While I don't mind seeing such cases, I don't really have a problem with such religious imagery in public places either; it is often more ceremonial or cultural than anything else (including the 10 commandments, 30-40% of which aren't applicable in American law). What I find disheartening is the tacitly admitted bias that such imagery represents. If it was simply a matter of expressing one's cultural ideals or values, that'd be fine; but I get the feeling (especially on the local level) that it sometimes goes beyond that.
I think you're definitely right about the motive for placing these things - 10 Commandments, pictures of Christian religious subjects, etc..., though as a Christian I can't say I'm totally opposed since it's promoting what I essentially believe as a Christian. (Is it not suprising that it's just fine when it's something that you personally believe in).

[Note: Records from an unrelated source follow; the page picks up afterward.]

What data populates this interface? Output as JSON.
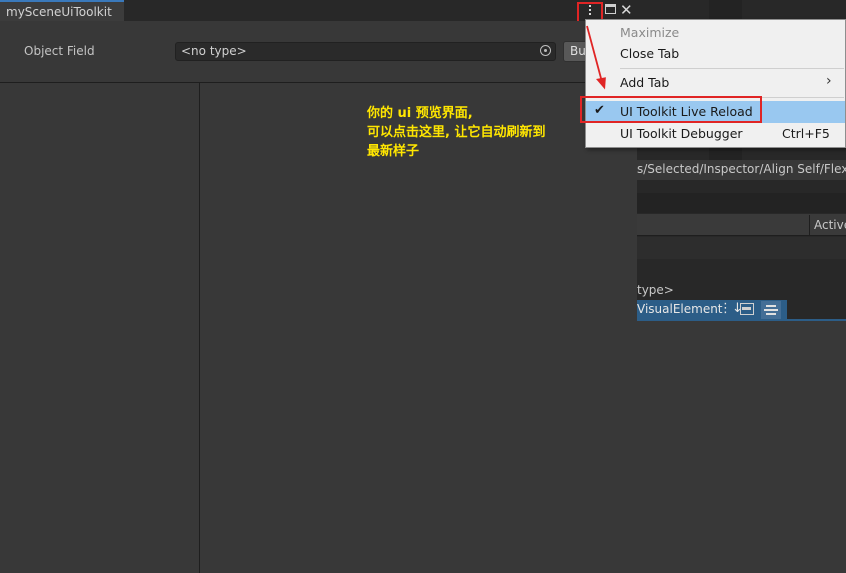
{
  "window": {
    "tab_title": "mySceneUiToolkit"
  },
  "toolbar": {
    "field_label": "Object Field",
    "field_value": "<no type>",
    "button_label": "Butt"
  },
  "annotation": {
    "lines": [
      "你的 ui 预览界面,",
      "可以点击这里, 让它自动刷新到",
      "最新样子"
    ],
    "color": "#ffe600"
  },
  "menu": {
    "items": [
      {
        "label": "Maximize",
        "enabled": false
      },
      {
        "label": "Close Tab",
        "enabled": true
      },
      {
        "label": "Add Tab",
        "enabled": true,
        "submenu": true
      },
      {
        "label": "UI Toolkit Live Reload",
        "enabled": true,
        "checked": true
      },
      {
        "label": "UI Toolkit Debugger",
        "enabled": true,
        "shortcut": "Ctrl+F5"
      }
    ]
  },
  "background_panel": {
    "path": "s/Selected/Inspector/Align Self/Flex",
    "column_active": "Active",
    "type_text": "type>",
    "element_label": "VisualElement"
  },
  "icons": {
    "more": "more-vertical-icon",
    "maximize": "maximize-icon",
    "close": "close-icon",
    "object_picker": "object-picker-icon",
    "check": "check-icon",
    "submenu": "chevron-right-icon"
  },
  "colors": {
    "accent_blue": "#3a79bb",
    "highlight_red": "#e02525",
    "menu_selected": "#99c8f0"
  }
}
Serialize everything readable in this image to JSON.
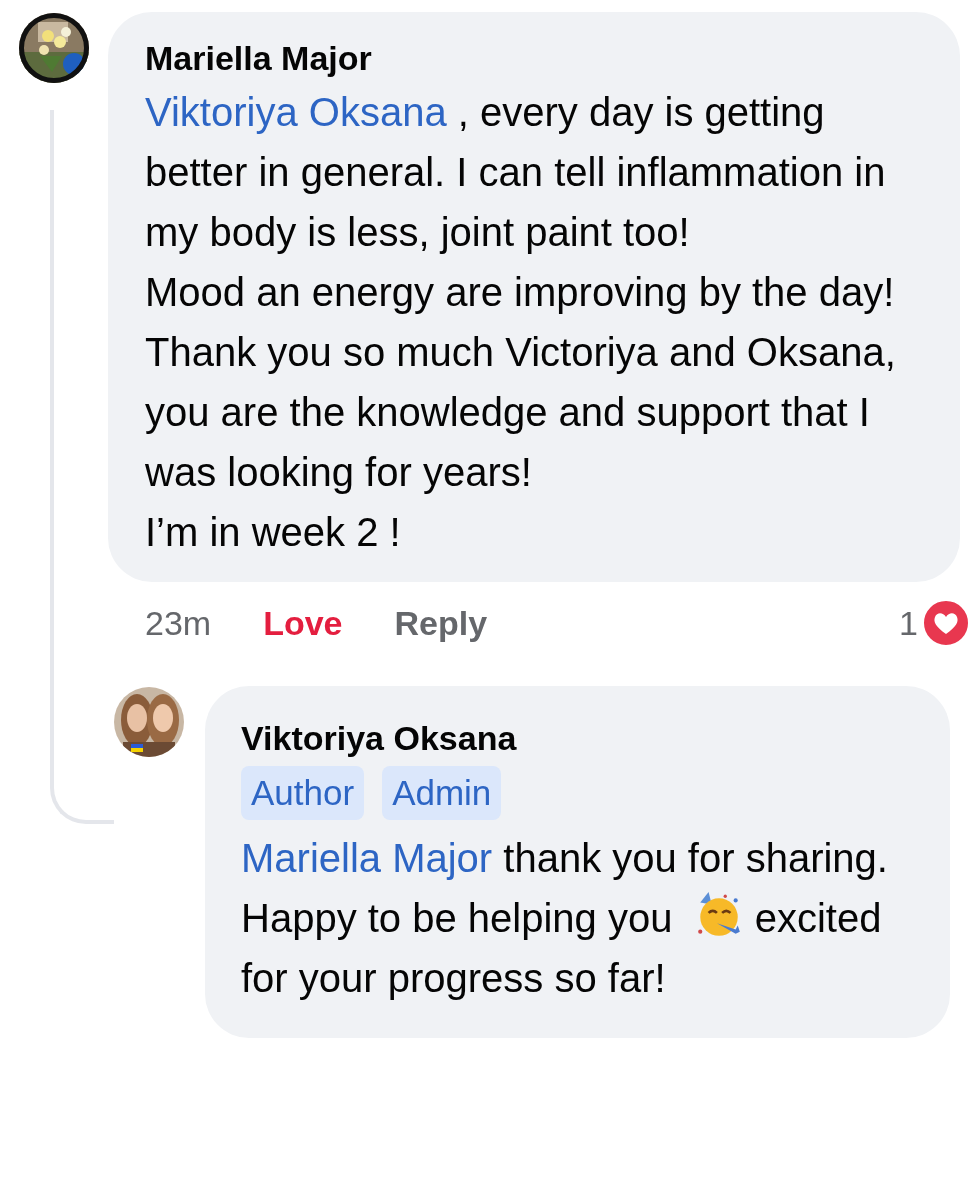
{
  "comment": {
    "author": "Mariella Major",
    "mention": "Viktoriya Oksana",
    "first_text": " , every day is getting better in general. I can tell inflammation in my body is less, joint paint too!",
    "paragraphs": [
      "Mood an energy are improving by the day!",
      "Thank you so much Victoriya and Oksana, you are the knowledge and support that I was looking for years!",
      "I’m in week 2 !"
    ],
    "time": "23m",
    "reaction": {
      "label": "Love",
      "selected": true
    },
    "reply_label": "Reply",
    "reaction_count": "1"
  },
  "reply": {
    "author": "Viktoriya Oksana",
    "badges": [
      "Author",
      "Admin"
    ],
    "mention": "Mariella Major",
    "text_before": " thank you for sharing. Happy to be helping you",
    "text_after": " excited for your progress so far!"
  }
}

I don't think anyone can deny that most persons/groups who placed the objects were probably Protestant/Evangelical and missionary minded, who viewed the objects as both an expression of the Judeo-Christian foundations of this country, and as a witnessing tool to non-believers. Kind of like leaving tracts or pamphlets in restaurants or bookstores to promote Evangelical Protestantism (exactly what I've also done, but it's OK since they were flyers for our own Orthodox Ancient Faith Radio.